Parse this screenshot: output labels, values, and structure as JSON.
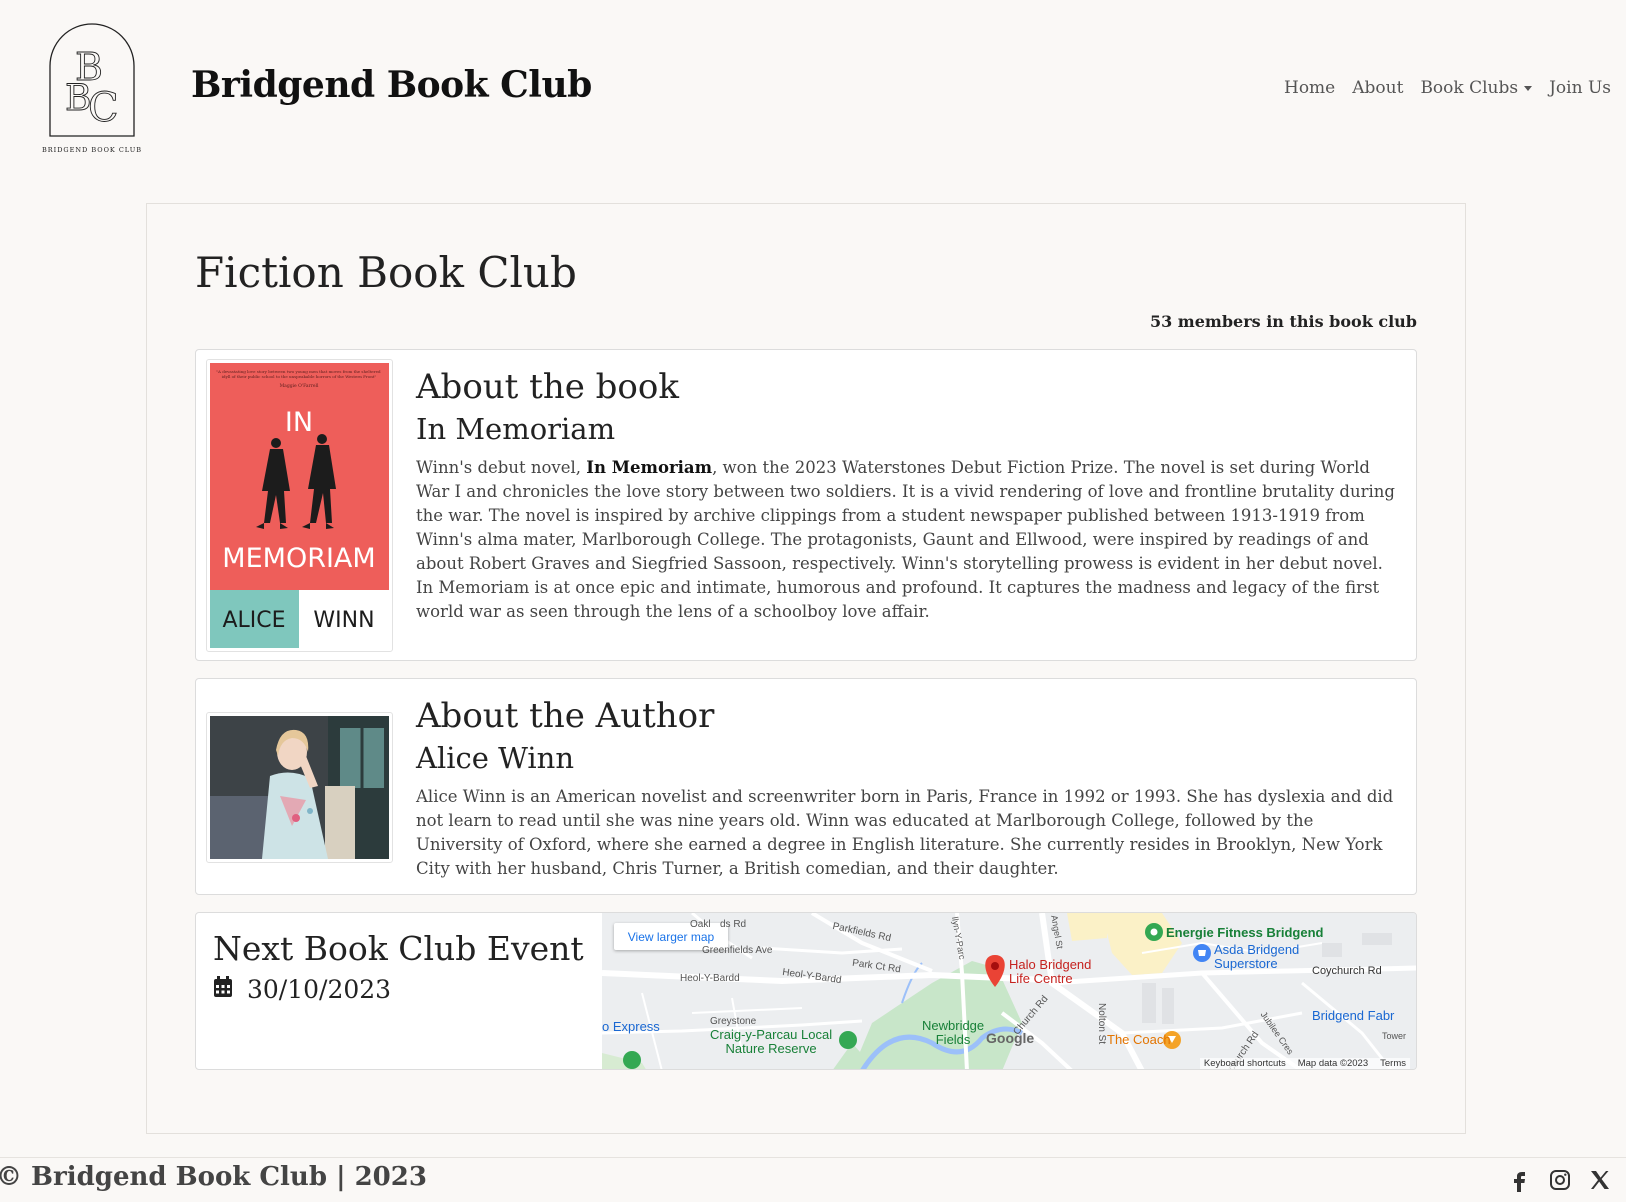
{
  "header": {
    "logo_letters": "BBC",
    "logo_caption": "BRIDGEND BOOK CLUB",
    "site_title": "Bridgend Book Club",
    "nav": [
      "Home",
      "About",
      "Book Clubs",
      "Join Us"
    ]
  },
  "main": {
    "title": "Fiction Book Club",
    "members": "53 members in this book club",
    "book": {
      "heading": "About the book",
      "title": "In Memoriam",
      "cover": {
        "quote": "\"A devastating love story between two young men that moves from the sheltered idyll of their public school to the unspeakable horrors of the Western Front\"",
        "quote_author": "Maggie O'Farrell",
        "word_top": "IN",
        "word_bottom": "MEMORIAM",
        "author_first": "ALICE",
        "author_last": "WINN"
      },
      "desc_before": "Winn's debut novel, ",
      "desc_bold": "In Memoriam",
      "desc_after": ", won the 2023 Waterstones Debut Fiction Prize. The novel is set during World War I and chronicles the love story between two soldiers. It is a vivid rendering of love and frontline brutality during the war. The novel is inspired by archive clippings from a student newspaper published between 1913-1919 from Winn's alma mater, Marlborough College. The protagonists, Gaunt and Ellwood, were inspired by readings of and about Robert Graves and Siegfried Sassoon, respectively. Winn's storytelling prowess is evident in her debut novel. In Memoriam is at once epic and intimate, humorous and profound. It captures the madness and legacy of the first world war as seen through the lens of a schoolboy love affair."
    },
    "author": {
      "heading": "About the Author",
      "name": "Alice Winn",
      "desc": "Alice Winn is an American novelist and screenwriter born in Paris, France in 1992 or 1993. She has dyslexia and did not learn to read until she was nine years old. Winn was educated at Marlborough College, followed by the University of Oxford, where she earned a degree in English literature. She currently resides in Brooklyn, New York City with her husband, Chris Turner, a British comedian, and their daughter."
    },
    "event": {
      "title": "Next Book Club Event",
      "date": "30/10/2023",
      "map": {
        "view_larger": "View larger map",
        "places": {
          "halo_1": "Halo Bridgend",
          "halo_2": "Life Centre",
          "energie": "Energie Fitness Bridgend",
          "asda_1": "Asda Bridgend",
          "asda_2": "Superstore",
          "coach": "The Coach",
          "craig_1": "Craig-y-Parcau Local",
          "craig_2": "Nature Reserve",
          "newbridge_1": "Newbridge",
          "newbridge_2": "Fields",
          "fabr": "Bridgend Fabr",
          "express": "o Express"
        },
        "streets": {
          "oakl": "Oakl",
          "ds_rd": "ds Rd",
          "greenfields": "Greenfields Ave",
          "parkfields": "Parkfields Rd",
          "heol_y_bardd_1": "Heol-Y-Bardd",
          "heol_y_bardd_2": "Heol-Y-Bardd",
          "park_ct": "Park Ct Rd",
          "greystone": "Greystone",
          "church_rd": "Church Rd",
          "nolton": "Nolton St",
          "coychurch": "Coychurch Rd",
          "ychurch": "ychurch Rd",
          "jubilee": "Jubilee Cres",
          "tower": "Tower",
          "y_parc": "llyn-Y-Parc",
          "angel": "Angel St"
        },
        "google": "Google",
        "keyboard": "Keyboard shortcuts",
        "mapdata": "Map data ©2023",
        "terms": "Terms"
      }
    }
  },
  "footer": {
    "text": "© Bridgend Book Club | 2023",
    "socials": [
      "facebook-icon",
      "instagram-icon",
      "x-icon"
    ]
  },
  "colors": {
    "background": "#faf8f6",
    "cover_red": "#ee5e5a",
    "cover_teal": "#7fc7bd",
    "map_pin": "#ea4335"
  }
}
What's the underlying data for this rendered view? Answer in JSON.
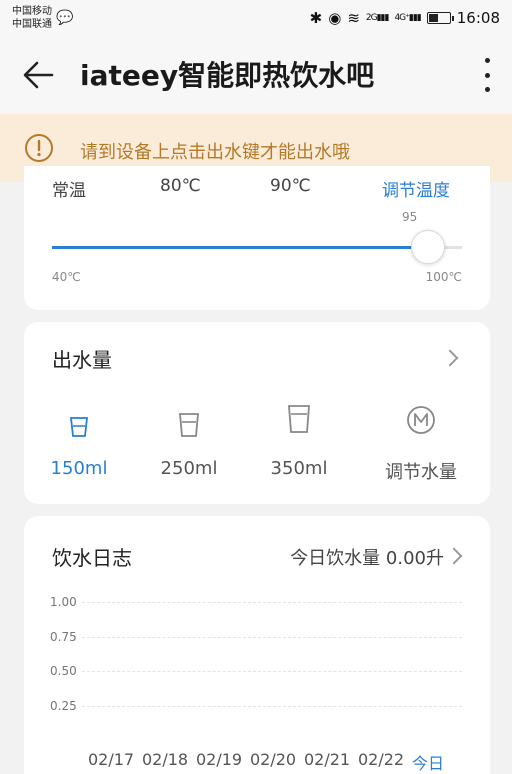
{
  "status": {
    "carrier1": "中国移动",
    "carrier2": "中国联通",
    "net1": "2G",
    "net2": "4G⁺",
    "time": "16:08"
  },
  "header": {
    "title": "iateey智能即热饮水吧"
  },
  "notice": {
    "text": "请到设备上点击出水键才能出水哦"
  },
  "temperature": {
    "presets": [
      "常温",
      "80℃",
      "90℃"
    ],
    "adjust_label": "调节温度",
    "current_value": "95",
    "min_label": "40℃",
    "max_label": "100℃",
    "min": 40,
    "max": 100,
    "value": 95
  },
  "water_amount": {
    "title": "出水量",
    "options": [
      {
        "label": "150ml",
        "icon": "small-cup-icon",
        "selected": true
      },
      {
        "label": "250ml",
        "icon": "medium-cup-icon",
        "selected": false
      },
      {
        "label": "350ml",
        "icon": "large-cup-icon",
        "selected": false
      },
      {
        "label": "调节水量",
        "icon": "m-circle-icon",
        "selected": false
      }
    ]
  },
  "log": {
    "title": "饮水日志",
    "summary": "今日饮水量 0.00升"
  },
  "chart_data": {
    "type": "bar",
    "categories": [
      "02/17",
      "02/18",
      "02/19",
      "02/20",
      "02/21",
      "02/22",
      "今日"
    ],
    "values": [
      0,
      0,
      0,
      0,
      0,
      0,
      0
    ],
    "yticks": [
      "1.00",
      "0.75",
      "0.50",
      "0.25"
    ],
    "ylim": [
      0,
      1
    ],
    "grid": true
  },
  "colors": {
    "accent": "#2b7fd1",
    "notice_bg": "#fbecd9",
    "notice_text": "#b47a2a"
  }
}
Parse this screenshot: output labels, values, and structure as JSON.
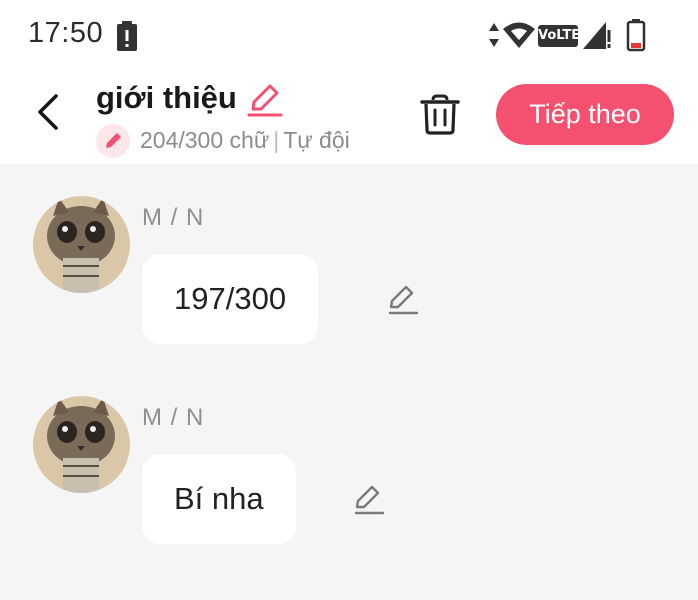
{
  "status_bar": {
    "time": "17:50",
    "network_label": "VoLTE",
    "icons": [
      "alert-icon",
      "data-arrows-icon",
      "wifi-icon",
      "volte-icon",
      "signal-icon",
      "battery-icon"
    ]
  },
  "header": {
    "title": "giới thiệu",
    "subtitle_count": "204/300 chữ",
    "subtitle_separator": "|",
    "subtitle_mode": "Tự đội",
    "next_button_label": "Tiếp theo"
  },
  "messages": [
    {
      "sender": "M / N",
      "text": "197/300"
    },
    {
      "sender": "M / N",
      "text": "Bí nha"
    }
  ],
  "colors": {
    "accent": "#f3516f",
    "accent_light": "#fde6ea",
    "background": "#f5f5f5",
    "bubble": "#ffffff"
  }
}
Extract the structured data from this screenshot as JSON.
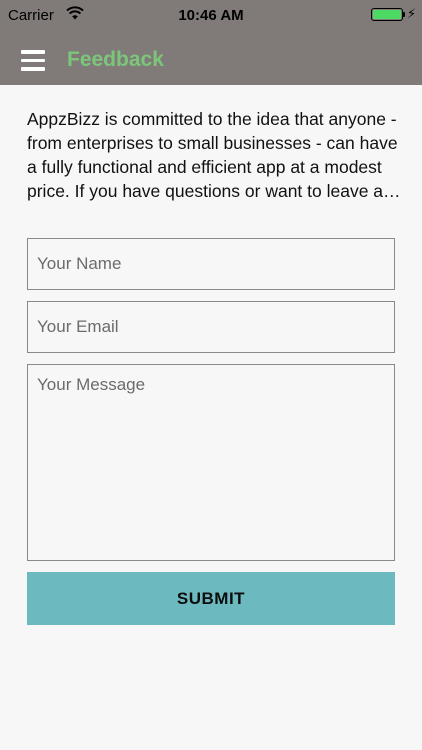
{
  "status_bar": {
    "carrier": "Carrier",
    "time": "10:46 AM",
    "battery_level": 1.0,
    "wifi_icon": "wifi-icon",
    "charging_icon": "bolt-icon"
  },
  "header": {
    "menu_icon": "hamburger-menu-icon",
    "title": "Feedback",
    "title_color": "#7cc679",
    "background_color": "#807b79"
  },
  "intro_text": "AppzBizz is committed to the idea that anyone - from enterprises to small businesses - can have a fully functional and efficient app at a modest price. If you have questions or want to leave a com...",
  "form": {
    "name_placeholder": "Your Name",
    "name_value": "",
    "email_placeholder": "Your Email",
    "email_value": "",
    "message_placeholder": "Your Message",
    "message_value": "",
    "submit_label": "SUBMIT",
    "submit_color": "#6cbabf"
  }
}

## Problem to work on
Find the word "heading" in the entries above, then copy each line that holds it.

## Response area
      "heading": "About the book",
      "heading": "About the Author",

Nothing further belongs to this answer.